[EXERCISE PROMPT]: In the records, find each line where "English" occurs, and copy it.

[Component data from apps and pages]
= = = = =
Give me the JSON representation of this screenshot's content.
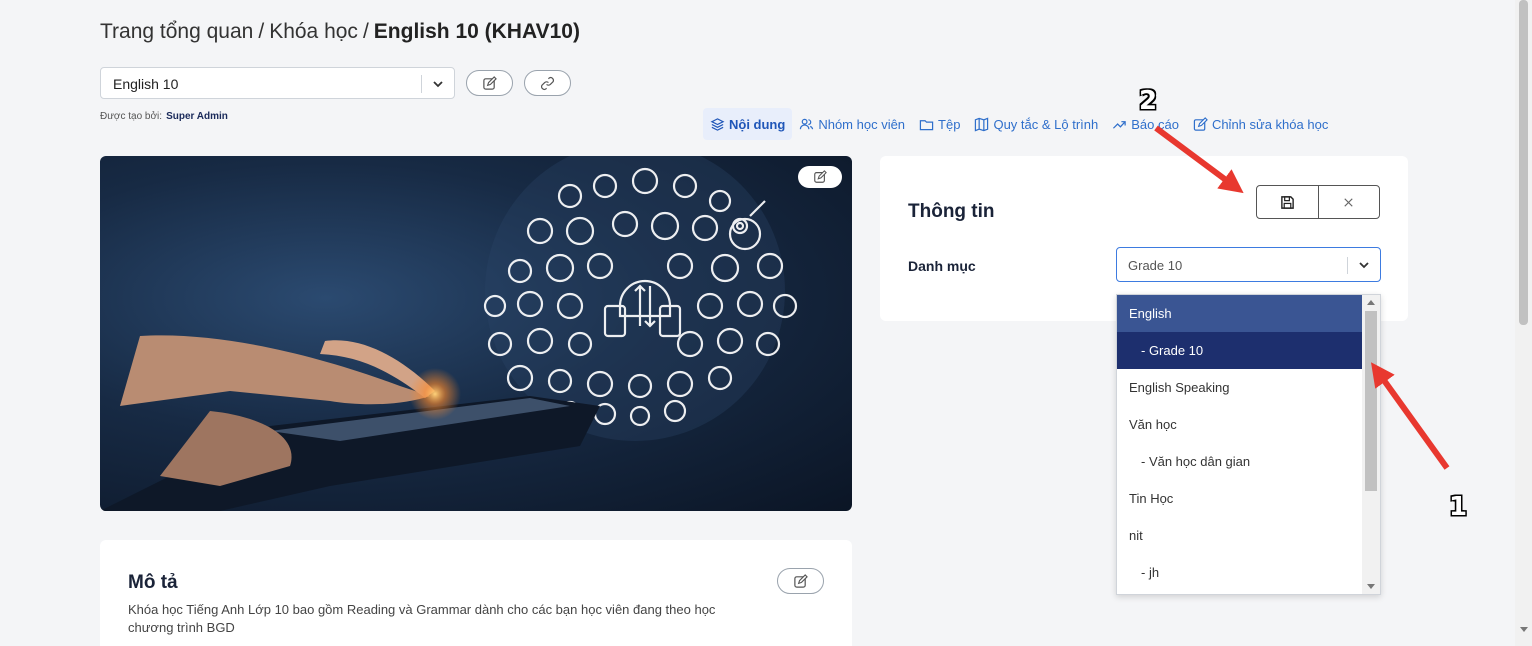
{
  "breadcrumb": {
    "home": "Trang tổng quan",
    "separator": "/",
    "courses": "Khóa học",
    "current": "English 10 (KHAV10)"
  },
  "course_selector": {
    "value": "English 10"
  },
  "created_by": {
    "label": "Được tạo bởi:",
    "name": "Super Admin"
  },
  "tabs": [
    {
      "label": "Nội dung",
      "icon": "layers-icon",
      "active": true
    },
    {
      "label": "Nhóm học viên",
      "icon": "users-icon",
      "active": false
    },
    {
      "label": "Tệp",
      "icon": "folder-icon",
      "active": false
    },
    {
      "label": "Quy tắc & Lộ trình",
      "icon": "map-icon",
      "active": false
    },
    {
      "label": "Báo cáo",
      "icon": "trending-up-icon",
      "active": false
    },
    {
      "label": "Chỉnh sửa khóa học",
      "icon": "edit-icon",
      "active": false
    }
  ],
  "info_panel": {
    "title": "Thông tin",
    "category_label": "Danh mục",
    "category_value": "Grade 10"
  },
  "category_options": [
    {
      "label": "English",
      "indent": false,
      "state": "hover"
    },
    {
      "label": "- Grade 10",
      "indent": true,
      "state": "selected"
    },
    {
      "label": "English Speaking",
      "indent": false,
      "state": ""
    },
    {
      "label": "Văn học",
      "indent": false,
      "state": ""
    },
    {
      "label": "- Văn học dân gian",
      "indent": true,
      "state": ""
    },
    {
      "label": "Tin Học",
      "indent": false,
      "state": ""
    },
    {
      "label": "nit",
      "indent": false,
      "state": ""
    },
    {
      "label": "- jh",
      "indent": true,
      "state": ""
    }
  ],
  "description": {
    "title": "Mô tả",
    "text_line1": "Khóa học Tiếng Anh Lớp 10 bao gồm Reading và Grammar dành cho các bạn học viên đang theo học",
    "text_line2": "chương trình BGD"
  },
  "annotations": {
    "one": "1",
    "two": "2"
  },
  "colors": {
    "accent": "#2f6fcb",
    "selected_bg": "#1d2f6e",
    "hover_bg": "#3a5593",
    "arrow": "#e8382f"
  }
}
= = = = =
[RESULT OF THE TASK]:
    "current": "English 10 (KHAV10)"
    "value": "English 10"
      "label": "English",
      "label": "English Speaking",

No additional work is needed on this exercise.